Is group instruction permitted?
Yes. It’s acceptable and even desirable at times. However, each Scout must actually and personally complete each requirement before the counselor signs off.
What does ‘actually and personally’ mean?
Each Scout must complete the requirements as written. If a requirement says “show,” the Scout can’t just watch a demonstration; if a requirement says “discuss,” the Scout can’t just listen to a discussion without participating.
Who can teach in a group setting?
All instruction must be overseen by an adult member of the BSA who is registered as a merit badge counselor, approved for the specific badge and current in Youth Protection Training. However, it’s OK to use guest instructors, speakers and other volunteers to facilitate learning.
Is group instruction better for certain badges?
The approach works best when the benefits are compelling. Factors could include strong interest from Scouts in a subject area, access to counselors who might not otherwise be available or availability of special resources that could enhance the learning experience.
How big may merit badge classes be?
There’s no set limit, but the preference is for smaller groups, perhaps no larger than a patrol in size. Larger groups are feasible if qualified instructors are assigned to subgroups to ensure Scouts receive individual attention.
What about requirements that can’t be completed in a group setting?
It’s perfectly acceptable — and even preferable — for a Scout to leave a merit badge event with only some requirements completed. He or she can then work individually with a counselor to finish the requirements. The class should focus on requirements that work best in a group setting.
Can an event have prerequisites?
Yes. You could also simply tell Scouts which requirements they must do either before or after the event.
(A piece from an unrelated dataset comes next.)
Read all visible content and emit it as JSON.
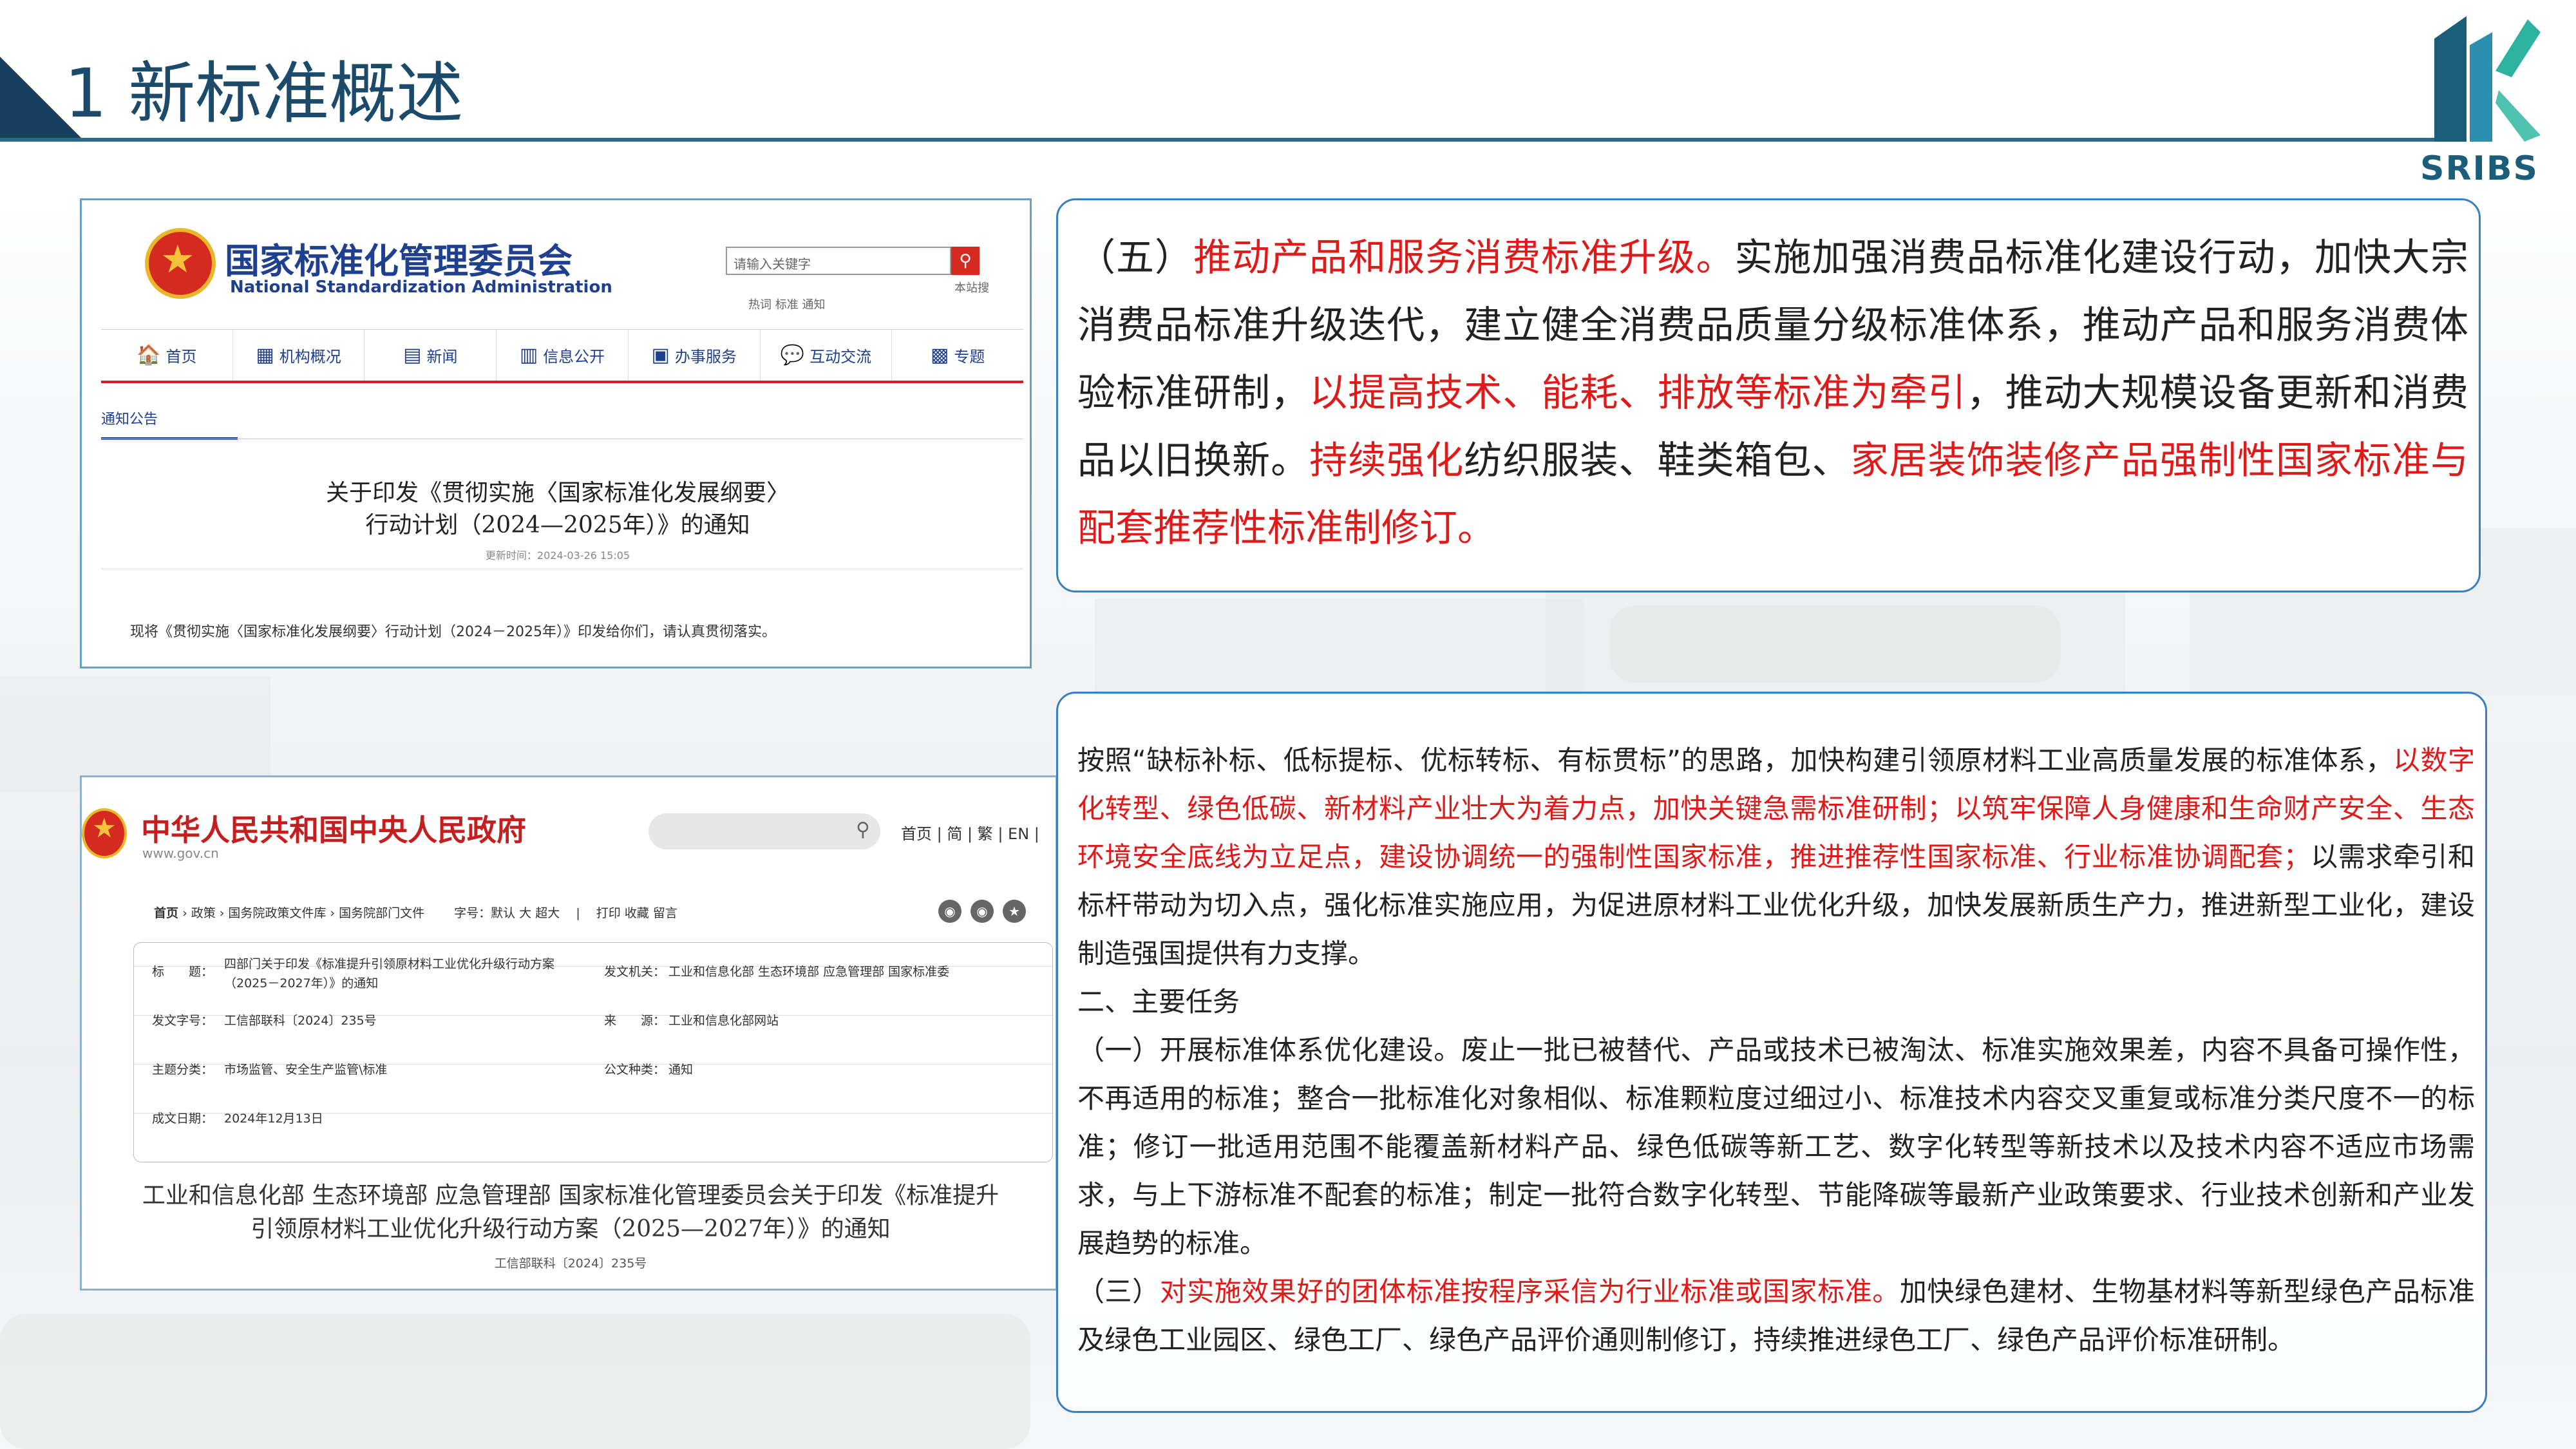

Note that in a few cases, like requirement 1 of the Lifesaving merit badge, requirements must be done beforehand.
How do counselors ensure prerequisites have been met?
If the actual work done can’t be brought to the event, pictures and letters from other merit badge counselors or unit leaders are the best forms of documentation.
What should I do if I have concerns about a merit badge event?
See section 220.127.116.11 of the Guide to Advancement.